First, you can't watch all the lines at the same time, so there's less anticipation. Second, you're burning thru money quickly with very little interaction (the re-bet button makes it all really easy and fast). That reduction in interaction does the same thing.
There's a lot less anticipation. And that means it's harder to build up any expectation.
What makes it worse is the banners hanging on the wall twenty feet from you that says “98.1% pay back”, which is an easy way of telling you that we will drain you slowly of all your money. But nothing is slow about it.
I don't know if you celebrate Christmas, but over here we do. This year we've added an elf on the shelf. While I thought I would hate it, we had a long talk with “Charlie” that we expected him to model the same kind of behavior he was expecting of our children. So he's been pretty tame and actually encouraging in his notes.
But something has happened in the years since I was a child at Christmas. I've started working more and more days each year – closer and closer to Christmas. Such that I was still doing work today – and tomorrow is Christmas.
You know the result, right?

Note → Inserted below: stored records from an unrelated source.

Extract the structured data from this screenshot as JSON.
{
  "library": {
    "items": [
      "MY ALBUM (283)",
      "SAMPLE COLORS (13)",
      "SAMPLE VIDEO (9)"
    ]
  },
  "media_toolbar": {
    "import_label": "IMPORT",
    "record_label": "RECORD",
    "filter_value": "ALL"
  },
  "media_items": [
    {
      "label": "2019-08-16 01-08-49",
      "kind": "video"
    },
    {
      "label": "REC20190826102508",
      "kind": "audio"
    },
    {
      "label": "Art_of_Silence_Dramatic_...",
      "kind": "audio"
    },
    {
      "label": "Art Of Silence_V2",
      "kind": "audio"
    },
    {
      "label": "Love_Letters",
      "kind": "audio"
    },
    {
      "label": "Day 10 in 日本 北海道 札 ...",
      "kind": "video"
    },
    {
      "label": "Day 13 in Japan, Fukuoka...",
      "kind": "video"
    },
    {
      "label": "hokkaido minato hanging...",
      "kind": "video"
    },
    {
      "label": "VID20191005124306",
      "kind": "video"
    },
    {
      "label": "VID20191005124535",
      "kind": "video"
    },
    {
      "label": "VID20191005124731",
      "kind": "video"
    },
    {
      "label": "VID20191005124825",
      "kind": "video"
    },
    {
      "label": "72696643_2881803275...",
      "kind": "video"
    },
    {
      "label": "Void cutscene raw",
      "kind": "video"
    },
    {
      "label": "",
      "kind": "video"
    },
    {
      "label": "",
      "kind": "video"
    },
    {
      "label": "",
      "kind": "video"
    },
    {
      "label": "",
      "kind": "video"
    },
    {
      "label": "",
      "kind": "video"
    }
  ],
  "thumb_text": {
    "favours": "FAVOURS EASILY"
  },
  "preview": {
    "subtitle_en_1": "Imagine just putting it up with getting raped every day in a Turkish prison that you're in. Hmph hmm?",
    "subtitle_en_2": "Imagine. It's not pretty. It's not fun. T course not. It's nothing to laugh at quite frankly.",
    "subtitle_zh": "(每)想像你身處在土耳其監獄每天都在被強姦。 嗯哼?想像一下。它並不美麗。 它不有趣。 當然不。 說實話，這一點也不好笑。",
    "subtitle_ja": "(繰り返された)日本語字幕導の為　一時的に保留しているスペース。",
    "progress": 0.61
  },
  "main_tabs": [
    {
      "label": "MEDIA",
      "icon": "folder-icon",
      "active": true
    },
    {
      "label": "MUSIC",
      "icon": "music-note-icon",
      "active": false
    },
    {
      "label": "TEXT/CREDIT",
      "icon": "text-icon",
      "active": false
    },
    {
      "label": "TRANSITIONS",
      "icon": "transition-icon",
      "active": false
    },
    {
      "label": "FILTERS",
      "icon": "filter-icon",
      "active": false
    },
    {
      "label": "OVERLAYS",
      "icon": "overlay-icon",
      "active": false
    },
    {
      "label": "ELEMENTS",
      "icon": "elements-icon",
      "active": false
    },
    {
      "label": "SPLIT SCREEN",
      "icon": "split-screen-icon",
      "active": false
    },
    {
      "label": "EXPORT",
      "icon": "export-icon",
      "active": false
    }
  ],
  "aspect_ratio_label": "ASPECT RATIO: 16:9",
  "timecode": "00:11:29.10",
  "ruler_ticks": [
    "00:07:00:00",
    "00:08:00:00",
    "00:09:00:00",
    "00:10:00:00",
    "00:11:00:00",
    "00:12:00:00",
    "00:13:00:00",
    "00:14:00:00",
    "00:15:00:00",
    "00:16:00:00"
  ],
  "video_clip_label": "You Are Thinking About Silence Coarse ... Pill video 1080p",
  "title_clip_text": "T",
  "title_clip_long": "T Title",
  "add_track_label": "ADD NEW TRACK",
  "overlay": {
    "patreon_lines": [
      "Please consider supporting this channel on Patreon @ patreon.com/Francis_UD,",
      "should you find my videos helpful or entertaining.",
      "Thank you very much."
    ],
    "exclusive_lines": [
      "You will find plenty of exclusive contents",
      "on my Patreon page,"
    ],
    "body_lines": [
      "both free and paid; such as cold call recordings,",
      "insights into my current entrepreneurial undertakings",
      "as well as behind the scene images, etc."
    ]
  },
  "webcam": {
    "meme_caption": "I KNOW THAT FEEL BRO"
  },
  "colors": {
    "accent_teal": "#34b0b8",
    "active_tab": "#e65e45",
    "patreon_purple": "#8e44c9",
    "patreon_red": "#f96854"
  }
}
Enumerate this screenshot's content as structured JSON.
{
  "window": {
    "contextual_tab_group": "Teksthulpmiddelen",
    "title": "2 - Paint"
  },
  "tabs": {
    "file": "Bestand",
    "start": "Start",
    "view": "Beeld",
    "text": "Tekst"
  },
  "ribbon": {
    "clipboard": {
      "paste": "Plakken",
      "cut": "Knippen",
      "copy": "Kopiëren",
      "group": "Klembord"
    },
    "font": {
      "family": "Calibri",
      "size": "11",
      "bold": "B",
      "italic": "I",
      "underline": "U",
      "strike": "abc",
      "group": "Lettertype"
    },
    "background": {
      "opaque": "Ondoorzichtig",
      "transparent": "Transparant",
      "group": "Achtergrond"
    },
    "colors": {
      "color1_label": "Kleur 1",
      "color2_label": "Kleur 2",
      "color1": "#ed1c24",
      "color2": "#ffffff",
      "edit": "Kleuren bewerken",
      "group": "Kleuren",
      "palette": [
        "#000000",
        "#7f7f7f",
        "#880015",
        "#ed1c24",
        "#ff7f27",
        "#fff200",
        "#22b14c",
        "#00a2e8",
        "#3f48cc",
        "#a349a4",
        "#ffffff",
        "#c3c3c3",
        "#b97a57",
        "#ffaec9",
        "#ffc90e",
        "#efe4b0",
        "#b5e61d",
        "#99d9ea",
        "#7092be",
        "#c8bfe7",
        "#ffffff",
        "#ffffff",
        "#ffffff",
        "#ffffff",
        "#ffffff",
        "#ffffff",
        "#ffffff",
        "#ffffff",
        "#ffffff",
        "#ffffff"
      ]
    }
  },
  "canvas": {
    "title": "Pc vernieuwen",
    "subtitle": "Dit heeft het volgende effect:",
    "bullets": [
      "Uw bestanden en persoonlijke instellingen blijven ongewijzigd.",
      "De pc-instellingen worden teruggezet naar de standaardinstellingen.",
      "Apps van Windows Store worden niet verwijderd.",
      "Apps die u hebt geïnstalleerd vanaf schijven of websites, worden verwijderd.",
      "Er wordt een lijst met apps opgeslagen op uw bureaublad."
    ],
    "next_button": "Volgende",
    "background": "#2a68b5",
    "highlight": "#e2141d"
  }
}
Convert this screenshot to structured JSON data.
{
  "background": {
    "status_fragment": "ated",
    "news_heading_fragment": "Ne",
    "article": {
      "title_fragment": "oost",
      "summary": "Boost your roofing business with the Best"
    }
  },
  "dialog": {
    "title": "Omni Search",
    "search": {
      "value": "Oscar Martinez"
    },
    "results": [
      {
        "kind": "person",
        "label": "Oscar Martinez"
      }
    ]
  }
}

A lot less time to develop any anticipation. And it's harder to build up any expectation.
After all, I no longer write any letters to Santa because if I want something, I just go to the store and buy it (making me a pain for my wife and family).
Where are you going with this, Chris?
I get it. Right about now you're wondering if I'm just writing to push out another daily post. But trust me, if I had nothing to say, I'd just not write.
Work with me here. Hear me out for just a second…
Because I think there's a thread here – when you look at slot machines and Christmas. Yes, they have something in common.
They're shrinking our capacity for anticipation, and limiting how much energy we spend building or managing expectations.
Are you doing the same with your clients?
If you're a freelancer, or run a small boutique consulting company, you might have gotten into the habit of training your customers to just use text or email. It's faster. It's more expedient. It's easier when you're on the go.
But guess what?
There's a lot less time to develop and manage the right level of expectations in email.
That's why I encourage folks to get on a phone. A lot. Plan for it. Bill for it. I'm not suggesting you give away your time.
But I am saying that if you're only using text and emails, you may be moving in a direction like Vegas and my work schedule around Christmas. And the result will be less managed expectations.
And when your customer's expectations aren't managed well, it will impact a lot of things. Including the extra cash you can take to Vegas, or the gifts you can give at Christmas. (See what I did there?)
So do me a favor. In 2014, plan to use the phone more. And figure out how much you have to charge, to enable you to spend part of your time on the phone. My guess is that you may have to adjust your rates for a few customers.
Either way, I hope this holiday season finds you well. And if you're celebrating Christmas tomorrow, I hope you have a great day!